→ **Requirement**
Search the data below, and report every line in which "단말기가" occurs.

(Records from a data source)
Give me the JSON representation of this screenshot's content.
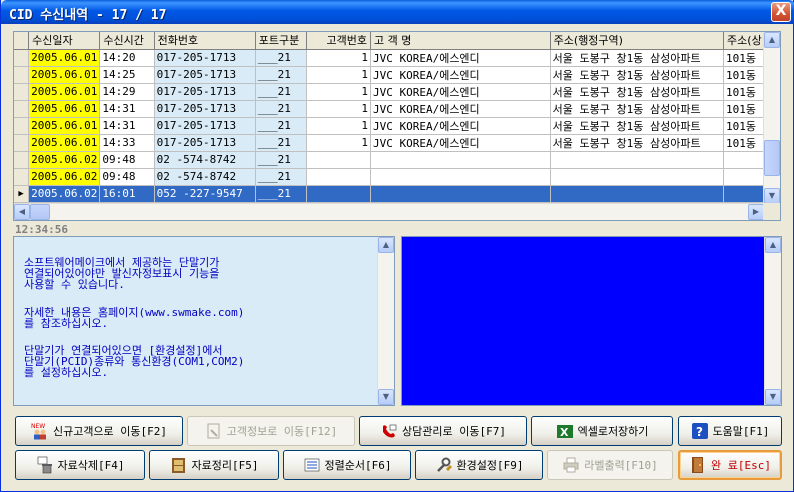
{
  "window": {
    "title": "CID 수신내역 - 17 / 17",
    "close_label": "X"
  },
  "grid": {
    "columns": [
      "수신일자",
      "수신시간",
      "전화번호",
      "포트구분",
      "고객번호",
      "고 객 명",
      "주소(행정구역)",
      "주소(상"
    ],
    "rows": [
      {
        "date": "2005.06.01",
        "time": "14:20",
        "phone": "017-205-1713",
        "port": "___21",
        "custno": "1",
        "name": "JVC KOREA/에스엔디",
        "addr": "서울 도봉구 창1동 삼성아파트",
        "addr2": "101동"
      },
      {
        "date": "2005.06.01",
        "time": "14:25",
        "phone": "017-205-1713",
        "port": "___21",
        "custno": "1",
        "name": "JVC KOREA/에스엔디",
        "addr": "서울 도봉구 창1동 삼성아파트",
        "addr2": "101동"
      },
      {
        "date": "2005.06.01",
        "time": "14:29",
        "phone": "017-205-1713",
        "port": "___21",
        "custno": "1",
        "name": "JVC KOREA/에스엔디",
        "addr": "서울 도봉구 창1동 삼성아파트",
        "addr2": "101동"
      },
      {
        "date": "2005.06.01",
        "time": "14:31",
        "phone": "017-205-1713",
        "port": "___21",
        "custno": "1",
        "name": "JVC KOREA/에스엔디",
        "addr": "서울 도봉구 창1동 삼성아파트",
        "addr2": "101동"
      },
      {
        "date": "2005.06.01",
        "time": "14:31",
        "phone": "017-205-1713",
        "port": "___21",
        "custno": "1",
        "name": "JVC KOREA/에스엔디",
        "addr": "서울 도봉구 창1동 삼성아파트",
        "addr2": "101동"
      },
      {
        "date": "2005.06.01",
        "time": "14:33",
        "phone": "017-205-1713",
        "port": "___21",
        "custno": "1",
        "name": "JVC KOREA/에스엔디",
        "addr": "서울 도봉구 창1동 삼성아파트",
        "addr2": "101동"
      },
      {
        "date": "2005.06.02",
        "time": "09:48",
        "phone": "02  -574-8742",
        "port": "___21",
        "custno": "",
        "name": "",
        "addr": "",
        "addr2": ""
      },
      {
        "date": "2005.06.02",
        "time": "09:48",
        "phone": "02  -574-8742",
        "port": "___21",
        "custno": "",
        "name": "",
        "addr": "",
        "addr2": ""
      },
      {
        "date": "2005.06.02",
        "time": "16:01",
        "phone": "052 -227-9547",
        "port": "___21",
        "custno": "",
        "name": "",
        "addr": "",
        "addr2": "",
        "selected": true
      }
    ]
  },
  "clock": "12:34:56",
  "message": {
    "lines": [
      "소프트웨어메이크에서 제공하는 단말기가",
      "연결되어있어야만 발신자정보표시 기능을",
      "사용할 수 있습니다.",
      "",
      "자세한 내용은 홈페이지(www.swmake.com)",
      "를 참조하십시오.",
      "",
      "단말기가 연결되어있으면 [환경설정]에서",
      "단말기(PCID)종류와 통신환경(COM1,COM2)",
      "를 설정하십시오."
    ]
  },
  "buttons": {
    "new_customer": "신규고객으로 이동[F2]",
    "customer_info": "고객정보로 이동[F12]",
    "consult": "상담관리로 이동[F7]",
    "excel": "엑셀로저장하기",
    "help": "도움말[F1]",
    "delete": "자료삭제[F4]",
    "cleanup": "자료정리[F5]",
    "sort": "정렬순서[F6]",
    "settings": "환경설정[F9]",
    "label_print": "라벨출력[F10]",
    "done": "완 료[Esc]",
    "new_badge": "NEW"
  },
  "colors": {
    "titlebar": "#0058e6",
    "date_highlight": "#ffff00",
    "selection": "#316ac5",
    "message_text": "#0000c0",
    "panel_blue": "#0000ff"
  }
}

→ **Answer section**
      "소프트웨어메이크에서 제공하는 단말기가",
      "단말기가 연결되어있으면 [환경설정]에서",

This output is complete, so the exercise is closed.